LIVE AT THE THEATRE & QUANTUM
Ralph De Jongh is an acclaimed Dutch blues singer, songwriter and guitarist, who has been around since the 90s but is now breaking out to wider international audiences. The live set was recorded at Van Beresteyn Theatre in Veendam near Groningen, and though the between-songs patter and occasional asides in the songs are in Dutch, that’s not too much of a problem as the music speaks for itself and all the lyrics are in English. The set gives a strong overview of Ralph’s abilities; his vocals are often strongly influenced by late 60s/ early 70s Mick Jagger, and some of the songs here – but more especially on Quantum – sound as though they could have come from The Stones’ classic Exile On Main Street. There is an attractively loose feel to the majority of the songs, which seems to be the way Ralph prefers to work; he is backed here solely by bass and drums. Those looking for the blues pure and simple should note that Ralph opens the live set with a rare cover of Junior Wells’ Snatch It Back, much slower than Junior’s funky rendition, and Honky Baba is very obviously inspired by Elmore James. There is also a fine cover of Hey Joe, drawing on Jimi Hendrix of course, but certainly different enough to be individual. Impressive all round, and an excellent introduction to the man and his music.

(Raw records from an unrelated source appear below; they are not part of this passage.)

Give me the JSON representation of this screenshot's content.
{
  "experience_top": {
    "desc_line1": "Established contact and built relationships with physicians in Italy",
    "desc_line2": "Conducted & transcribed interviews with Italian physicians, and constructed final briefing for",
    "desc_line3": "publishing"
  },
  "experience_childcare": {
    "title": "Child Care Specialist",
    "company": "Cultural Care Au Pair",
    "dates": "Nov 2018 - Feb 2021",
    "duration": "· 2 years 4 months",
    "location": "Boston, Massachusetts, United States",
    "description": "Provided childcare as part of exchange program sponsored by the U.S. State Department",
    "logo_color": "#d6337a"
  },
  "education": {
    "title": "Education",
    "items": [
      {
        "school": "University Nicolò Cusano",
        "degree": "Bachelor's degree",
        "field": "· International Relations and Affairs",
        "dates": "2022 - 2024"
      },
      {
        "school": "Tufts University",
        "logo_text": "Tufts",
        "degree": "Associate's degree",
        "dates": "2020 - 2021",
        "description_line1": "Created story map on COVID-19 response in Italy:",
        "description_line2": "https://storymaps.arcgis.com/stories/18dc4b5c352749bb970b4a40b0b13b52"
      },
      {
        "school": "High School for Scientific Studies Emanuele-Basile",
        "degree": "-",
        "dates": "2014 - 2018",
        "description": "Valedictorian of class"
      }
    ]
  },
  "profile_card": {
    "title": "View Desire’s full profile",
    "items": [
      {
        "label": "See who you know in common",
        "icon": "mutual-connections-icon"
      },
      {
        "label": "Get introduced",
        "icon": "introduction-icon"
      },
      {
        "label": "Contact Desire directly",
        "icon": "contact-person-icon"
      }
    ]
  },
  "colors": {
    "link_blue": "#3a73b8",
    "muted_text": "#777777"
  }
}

Quantum contains four CDs, recorded over three days, seemingly with the original intention of issuing just a single CD, but it would have been a shame to leave any of these tracks out, though one or two could stand a little pruning. Ralph’s lyrics frequently reveal that he is a free-thinking individual, and there are not many around these days who would dare open their new album with a slow-ish, 17 minutes long blues-rock jam – but Ralph does with School, and makes it work. As previously mentioned there are some strong echoes of Jagger and The Stones throughout this set, but on this track there are stronger influences from Robert Plant and Led Zeppelin. Elsewhere there are tinges of Blind Willies McTell and Johnson (try Ease), sometimes a gospel/ Americana feel (Wider View or either version of Angel), Texas down-home blues as on Ache, and straight Chicago blues on Mama and Help. The three versions of Every Day have a jaunty blues sound, Louisiana has a deeper, more Muddy Waters-tinged approach, there are hints of vintage Fleetwood Mac on the second version of Ease, and Old Country Road is a delicate country blues.
Running to well over five hours, I doubt many readers will play all four CDs of Quantum in one go, though that is certainly not a criticism. You can more or less start wherever you choose to listen to this set. You’ll enjoy some very fine blues, blues-rock, bluesy rock or bluesy Americana. Definitely a name to watch!